Yes, but they can all be good choices. Fresh foods are usually thought to have the most nutritional value. But some frozen foods can have more nutrients than fresh foods. This is because they are often picked ripe and quickly frozen, and nutrients can be lost in the time between harvesting and eating fresh foods.
Canning is more likely to reduce the heat-sensitive and water-soluble nutrients because of the high temperatures used in the canning process. Also, be aware that some fruits are packed in heavy syrup, and some canned vegetables are high in sodium.
Choose different forms of vegetables and fruits.
Does cooking affect the nutritional value of vegetables?
Cooking vegetables and fruits can help you better absorb certain nutrients, like carotenoids (compounds that give vegetables and fruits their colors). Microwaving and steaming are the best ways to preserve the nutrients, while boiling, especially for a long time, can leach out the water-soluble vitamins.
Should I juice my vegetables and fruits?
Juicing can add variety to your diet and can be a good way to get vegetables and fruits, especially if you have trouble chewing or swallowing.
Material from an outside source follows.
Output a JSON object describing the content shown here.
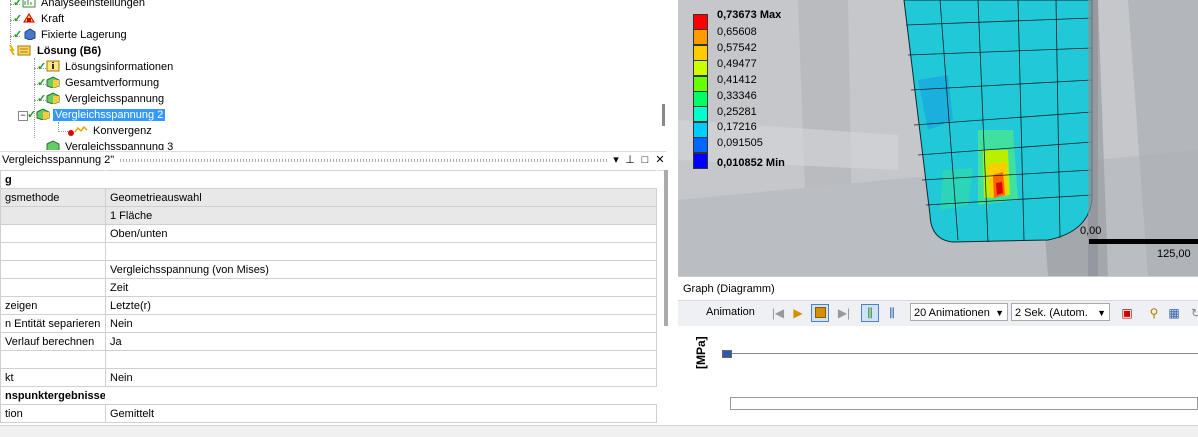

Juicing also helps the body absorb some of the nutrients in vegetables and fruits. But juices may be less filling than whole vegetables and fruits, and they contain less fiber. Drinking a lot of fruit juice can add extra calories to a person’s diet, too.
Buy juice products that are 100% vegetable or fruit juices and pasteurized to remove harmful germs. These are better for everyone, but are especially important for people who may have weak immune systems, such as those getting chemotherapy.
Do vegetarian diets reduce the risk of cancer coming back?
No direct evidence has shown that vegetarian diets help reduce the risk of cancer coming back when compared to a diet that contains meat and is high in vegetables, fruits, and whole grains and low in red meats. But vegetarian diets can be good for you because they tend to be low in saturated fat and high in fiber, vitamins, and phytochemicals.
Vegetarian diets are in line with the American Cancer Society Nutrition Guidelines for the Prevention of Cancer. See our document American Cancer Society Guidelines on Nutrition and Physical Activity for Cancer Prevention for more information.
Water and other fluids
How much water and other fluids should I drink?
Symptoms like fatigue (extreme tiredness), light-headedness, dry mouth, a bad taste in the mouth, and nausea can be caused by dehydration (loss of fluid from the body). To help prevent these problems, survivors should try to take in enough fluids. This is especially important if you are losing fluid, such as through vomiting or diarrhea.
Healthy adult men need about 3.7 liters of water a day, while women need about 2.7 liters, but most of this fluid comes from foods. (Note: A liter is a little over a quart.)
If you are having trouble eating or drinking or are losing fluid (because of problems with vomiting or diarrhea, for instance), you may not be able to take in enough fluid. You should talk with your health care team because you might need to be treated with intravenous (IV) fluids.
Along with the American Cancer Society, other sources of information include:
Food and Nutrition Information Center, US Department of Agriculture (USDA)
Phone number: 301-504-5414 (8 a.m. to 3 p.m. Eastern Time, Monday-Friday)
Offers current information on dietary guidelines, food facts, and more. For information on safe food preparation, go to ChooseMyPlate.gov and select the “Healthy Eating Tips” tab, then “Food Safety Advice”
National Cancer Institute
Toll-free number: 1-800-4-CANCER (1-800-422-6237)
Has up-to-date information about cancer and cancer-related topics for patients, their families, and the general public
*Inclusion on this list does not imply endorsement by the American Cancer Society.
Rock CL, Doyle C, Demark-Wahnefried W, et al. Nutrition and physical activity guidelines for cancer survivors. CA Cancer J Clin. 2012;62(4):243-274..
Last Medical Review: April 11, 2013 Last Revised: April 11, 2013